To get the most out of your trip to the Yangtze, you’ll want to visit an area called the Three Gorges. This 200-kilometer stretch features churning torrents and treacherous shallows as the river winds through the gorges Qutang, Wu, and Xiling.
You’ll find sightseeing options for every taste—ranging from rugged adventure tours along dramatic sections of the river to luxurious riverboat cruises detailing the region’s historic beauty. Any tour you choose will doubtless include some gorgeous views of the Three Gorges’ jagged cliffs and soaring mountain peaks.
The Zhongshan Lu, Shanghai’s riverside promenade (commonly known to locals as the Bund, or Wàitan) is a marvel of city planning. This wide pedestrian zone along the river has a distinctly European feel because of the location’s history as Shanghai’s International Settlement. The variety of architectural influences on display includes Gothic, Renaissance, and Art Deco buildings.
This almost distracts from the fact that it’s located in the middle of China’s largest city, with a population of over 25 million. This oasis of European village life is the result of efforts to preserve the dozens of English- and French-influenced buildings that have now become cafés, bistros, art galleries, and stores—all offering unique souvenir opportunities to bring back to the office.
See the Hong Kong Skyline
One of the world’s most dramatic city skylines due to the high concentration of skyscrapers and the tall hills that dwarf them, Hong Kong is the city center for finance and commerce in this part of the Pacific islands.
Whether you decide to take your team vacation photos from Victoria Peak on Hong Kong Island or from one of Hong Kong’s ferries boarded at Victoria Harbor, you should take advantage of the nightly laser light shows that use the harbor’s skyscrapers as a backdrop for a 360-degree spectacular of colors, shapes, light, and movement.
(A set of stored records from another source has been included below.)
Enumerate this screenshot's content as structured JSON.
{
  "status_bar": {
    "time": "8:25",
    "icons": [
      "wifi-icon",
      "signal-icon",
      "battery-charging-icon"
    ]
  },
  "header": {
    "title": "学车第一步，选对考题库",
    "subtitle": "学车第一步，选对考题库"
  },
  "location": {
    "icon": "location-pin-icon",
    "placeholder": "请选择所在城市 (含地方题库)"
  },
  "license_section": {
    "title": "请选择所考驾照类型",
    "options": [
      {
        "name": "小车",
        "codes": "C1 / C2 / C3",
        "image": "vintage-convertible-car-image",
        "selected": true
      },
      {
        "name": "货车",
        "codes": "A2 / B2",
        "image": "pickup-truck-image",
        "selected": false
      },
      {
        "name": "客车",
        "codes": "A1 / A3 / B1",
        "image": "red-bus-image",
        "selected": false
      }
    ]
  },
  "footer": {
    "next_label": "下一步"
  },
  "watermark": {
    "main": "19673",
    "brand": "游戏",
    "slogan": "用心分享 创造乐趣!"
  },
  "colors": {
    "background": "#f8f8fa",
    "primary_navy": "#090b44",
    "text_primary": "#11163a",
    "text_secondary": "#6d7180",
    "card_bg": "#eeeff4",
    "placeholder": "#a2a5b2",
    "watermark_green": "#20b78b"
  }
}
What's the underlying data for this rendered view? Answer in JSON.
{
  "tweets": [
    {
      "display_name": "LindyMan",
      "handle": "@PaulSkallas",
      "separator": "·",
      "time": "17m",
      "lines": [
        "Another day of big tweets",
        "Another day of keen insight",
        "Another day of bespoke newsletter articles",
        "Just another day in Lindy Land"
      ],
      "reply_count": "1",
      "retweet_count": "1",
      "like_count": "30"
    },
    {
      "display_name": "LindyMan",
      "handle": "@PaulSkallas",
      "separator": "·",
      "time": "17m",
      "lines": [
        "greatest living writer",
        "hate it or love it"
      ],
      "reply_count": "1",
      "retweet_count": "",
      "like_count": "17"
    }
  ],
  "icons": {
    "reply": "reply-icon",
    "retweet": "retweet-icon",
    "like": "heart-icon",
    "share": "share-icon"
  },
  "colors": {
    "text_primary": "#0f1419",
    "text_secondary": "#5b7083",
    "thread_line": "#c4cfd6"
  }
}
It’s such an amazing sight close up that you might even forget to take those pictures!
Chengdu Research Base of Giant Panda Breeding
Can you really say you went to China if you didn’t see pandas? If you think so, please keep it to yourself because we don’t want to know about it!
When it comes to pandas in China, you’ll have options: the country has many zoos devoted to these chubby, klutzy, blobs of black and white, but if you want to see them in something a little closer to their natural habitat, you’ll want to visit the Chengdu Research Base of Giant Panda Breeding, located in the Sichuan province.
Home to as many as 80 pandas and devoted to their conservation, the Chengdu Research Base is filled with exhibits and displays where your team can learn all about pandas and how to help keep their species safe in our changing world. Book an English-language tour and give your top performers the chance to see pandas up close, foraging and playing throughout the facility’s vast and sprawling park setting.
MTI Events Can Plan Your Best Corporate Retreat
Whether you’re looking for an individual incentive, a team incentive, or both, MTI Events can brainstorm with you to coordinate a corporate trip to China that includes one or more of these unique locations or anywhere else! The best part is that you don’t have to set aside time to build, establish, and manage the logistics of these programs—we’ll take care of all of that for you, leaving you free to manage your people and your business.